Book Image

PostgreSQL High Availability Cookbook - Second Edition

By : Shaun Thomas
Book Image

PostgreSQL High Availability Cookbook - Second Edition

By: Shaun Thomas

Overview of this book

Databases are nothing without the data they store. In the event of a failure - catastrophic or otherwise - immediate recovery is essential. By carefully combining multiple servers, it’s even possible to hide the fact a failure occurred at all. From hardware selection to software stacks and horizontal scalability, this book will help you build a versatile PostgreSQL cluster that will survive crashes, resist data corruption, and grow smoothly with customer demand. It all begins with hardware selection for the skeleton of an efficient PostgreSQL database cluster. Then it’s on to preventing downtime as well as troubleshooting some real life problems that administrators commonly face. Next, we add database monitoring to the stack, using collectd, Nagios, and Graphite. And no stack is complete without replication using multiple internal and external tools, including the newly released pglogical extension. Pacemaker or Raft consensus tools are the final piece to grant the cluster the ability to heal itself. We even round off by tackling the complex problem of data scalability. This book exploits many new features introduced in PostgreSQL 9.6 to make the database more efficient and adaptive, and most importantly, keep it running.
Table of Contents (18 chapters)
Title Page
About the Author
About the Reviewer
Customer Feedback

Adding LVM to cluster management

To avoid potential conflicts, we will continue to add resources to Pacemaker in the same order as if we were starting them manually. After DRBD comes our second LVM layer. The primary purpose of Pacemaker in this instance is to activate or deactivate the VG_POSTGRES volume group that we created in the previous chapter.

This is necessary because DRBD cannot demote a primary resource to the secondary status as long as there are any open locks. Any LVM volume group that contains active volumes can cause these kinds of lock. Also, we cannot utilize a volume group that has no active volumes when DRBD is promoted on the second node.

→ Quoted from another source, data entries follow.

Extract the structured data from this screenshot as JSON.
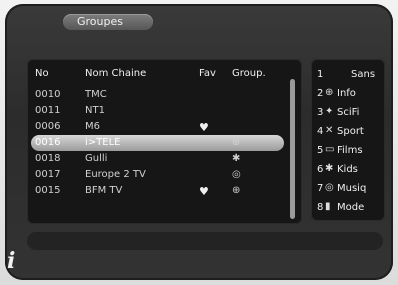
{
  "header": {
    "title": "Groupes"
  },
  "columns": {
    "no": "No",
    "name": "Nom Chaine",
    "fav": "Fav",
    "group": "Group."
  },
  "rows": [
    {
      "no": "0010",
      "name": "TMC",
      "fav": "",
      "group": ""
    },
    {
      "no": "0011",
      "name": "NT1",
      "fav": "",
      "group": ""
    },
    {
      "no": "0006",
      "name": "M6",
      "fav": "♥",
      "group": ""
    },
    {
      "no": "0016",
      "name": "i>TELE",
      "fav": "",
      "group": "⊕",
      "selected": true
    },
    {
      "no": "0018",
      "name": "Gulli",
      "fav": "",
      "group": "✱"
    },
    {
      "no": "0017",
      "name": "Europe 2 TV",
      "fav": "",
      "group": "◎"
    },
    {
      "no": "0015",
      "name": "BFM TV",
      "fav": "♥",
      "group": "⊕"
    }
  ],
  "groups": [
    {
      "num": "1",
      "icon": "",
      "label": "Sans"
    },
    {
      "num": "2",
      "icon": "⊕",
      "label": "Info"
    },
    {
      "num": "3",
      "icon": "✦",
      "label": "SciFi"
    },
    {
      "num": "4",
      "icon": "✕",
      "label": "Sport"
    },
    {
      "num": "5",
      "icon": "▭",
      "label": "Films"
    },
    {
      "num": "6",
      "icon": "✱",
      "label": "Kids"
    },
    {
      "num": "7",
      "icon": "◎",
      "label": "Musiq"
    },
    {
      "num": "8",
      "icon": "▮",
      "label": "Mode"
    }
  ],
  "footer": {
    "info": "i"
  }
}
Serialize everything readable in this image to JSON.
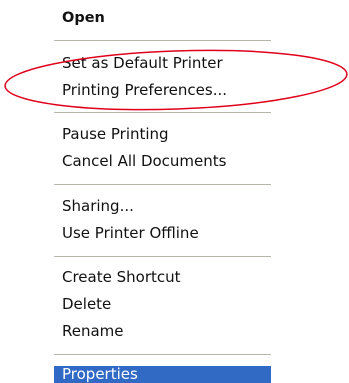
{
  "menu": {
    "items": [
      {
        "label": "Open",
        "default": true
      },
      {
        "label": "Set as Default Printer"
      },
      {
        "label": "Printing Preferences..."
      },
      {
        "label": "Pause Printing"
      },
      {
        "label": "Cancel All Documents"
      },
      {
        "label": "Sharing..."
      },
      {
        "label": "Use Printer Offline"
      },
      {
        "label": "Create Shortcut"
      },
      {
        "label": "Delete"
      },
      {
        "label": "Rename"
      },
      {
        "label": "Properties",
        "selected": true
      }
    ],
    "highlight_color": "#316ac5",
    "separator_color": "#b8b5aa"
  },
  "annotation": {
    "shape": "ellipse",
    "color": "#e0001b",
    "target": "Printing Preferences..."
  }
}
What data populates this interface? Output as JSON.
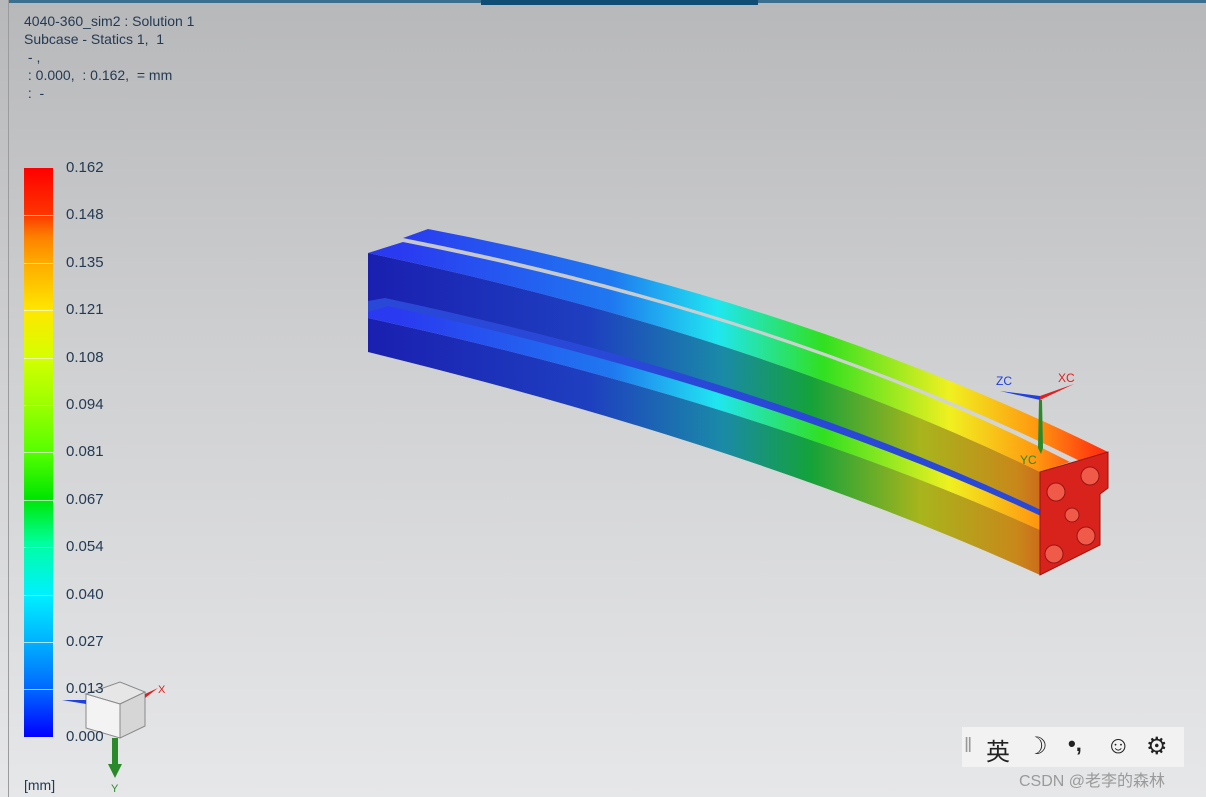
{
  "header": {
    "line1": "4040-360_sim2 : Solution 1",
    "line2": "Subcase - Statics 1,  1",
    "line3": " - ,",
    "line4": " : 0.000,  : 0.162,  = mm",
    "line5": " :  -"
  },
  "legend": {
    "values": [
      "0.162",
      "0.148",
      "0.135",
      "0.121",
      "0.108",
      "0.094",
      "0.081",
      "0.067",
      "0.054",
      "0.040",
      "0.027",
      "0.013",
      "0.000"
    ],
    "unit": "[mm]"
  },
  "model_axes": {
    "z": "ZC",
    "x": "XC",
    "y": "YC"
  },
  "view_axes": {
    "x": "X",
    "y": "Y"
  },
  "taskbar": {
    "separator": "‖",
    "lang": "英",
    "moon": "☽",
    "punct": "•,",
    "emoji": "☺",
    "gear": "⚙"
  },
  "watermark": "CSDN @老李的森林",
  "colors": {
    "accent": "#0f4d74",
    "text": "#243a53"
  }
}
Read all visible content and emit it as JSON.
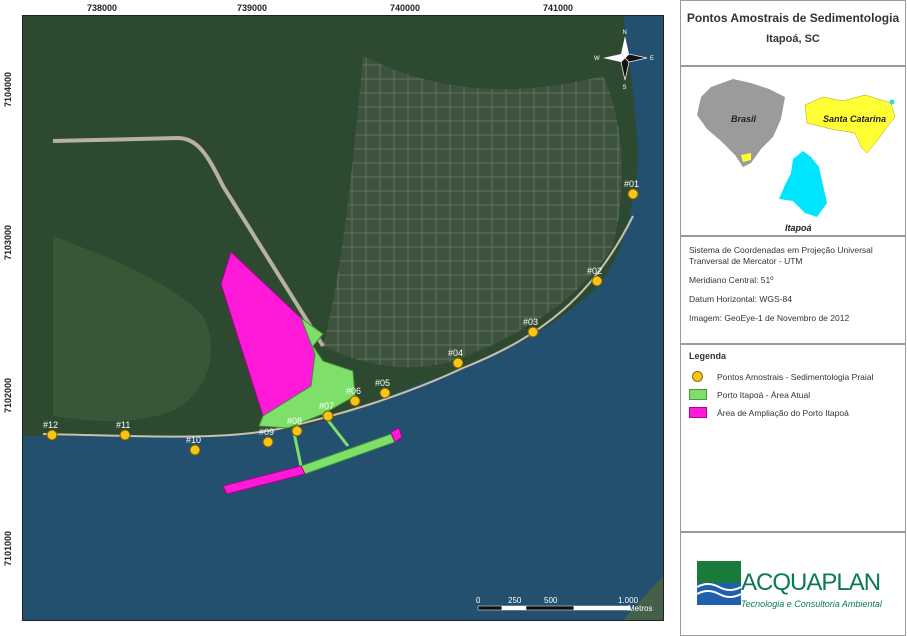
{
  "map": {
    "coords_top": [
      "738000",
      "739000",
      "740000",
      "741000"
    ],
    "coords_left": [
      "7104000",
      "7103000",
      "7102000",
      "7101000"
    ],
    "points": [
      "#01",
      "#02",
      "#03",
      "#04",
      "#05",
      "#06",
      "#07",
      "#08",
      "#09",
      "#10",
      "#11",
      "#12"
    ],
    "compass": {
      "n": "N",
      "s": "S",
      "e": "E",
      "w": "W"
    },
    "scale": {
      "ticks": [
        "0",
        "250",
        "500",
        "1.000"
      ],
      "unit": "Metros"
    },
    "colors": {
      "sea": "#1f4c6b",
      "land": "#2c4a2e",
      "current_area": "#7ee06a",
      "expansion_area": "#ff19d9",
      "point": "#f5c518"
    }
  },
  "panel": {
    "title": "Pontos Amostrais de Sedimentologia",
    "subtitle": "Itapoá, SC",
    "inset": {
      "brasil": "Brasil",
      "santa_catarina": "Santa Catarina",
      "itapoa": "Itapoá"
    },
    "info": {
      "coord_system": "Sistema de Coordenadas em Projeção Universal Tranversal de Mercator - UTM",
      "meridian": "Meridiano Central: 51º",
      "datum": "Datum Horizontal: WGS-84",
      "image": "Imagem: GeoEye-1 de Novembro de 2012"
    },
    "legend": {
      "title": "Legenda",
      "items": [
        "Pontos Amostrais - Sedimentologia Praial",
        "Porto Itapoá - Área Atual",
        "Área de Ampliação do Porto Itapoá"
      ]
    },
    "logo": {
      "name": "ACQUAPLAN",
      "tagline": "Tecnologia e Consultoria Ambiental"
    }
  }
}
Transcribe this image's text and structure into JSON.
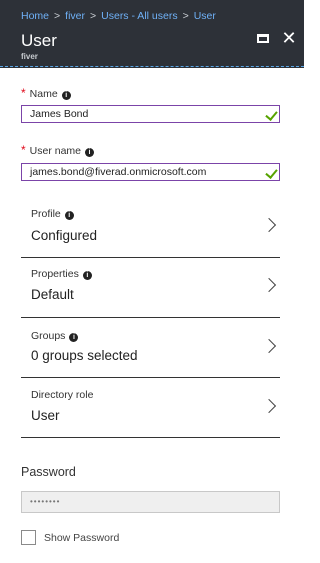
{
  "breadcrumb": [
    "Home",
    "fiver",
    "Users - All users",
    "User"
  ],
  "header": {
    "title": "User",
    "subtitle": "fiver"
  },
  "fields": {
    "name": {
      "label": "Name",
      "value": "James Bond"
    },
    "username": {
      "label": "User name",
      "value": "james.bond@fiverad.onmicrosoft.com"
    }
  },
  "nav_items": [
    {
      "label": "Profile",
      "value": "Configured"
    },
    {
      "label": "Properties",
      "value": "Default"
    },
    {
      "label": "Groups",
      "value": "0 groups selected"
    },
    {
      "label": "Directory role",
      "value": "User"
    }
  ],
  "password": {
    "label": "Password",
    "masked_value": "••••••••",
    "show_label": "Show Password"
  },
  "colors": {
    "header_bg": "#2d3138",
    "breadcrumb_link": "#6fb1f7",
    "valid_check": "#57a300",
    "input_border": "#7b44a8",
    "required": "#e00b1c"
  }
}
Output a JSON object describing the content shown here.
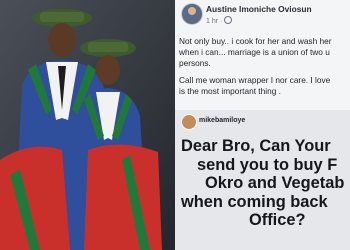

This recipe will explain the steps necessary to manage our VG_POSTGRES/LV_DATA data volume with Pacemaker.

Getting ready

As we're continuing to configure Pacemaker, make sure you've followed all the previous recipes.


Users of some Debian-derivative systems such as Ubuntu need to beware! To avoid potential issues, it may be necessary to...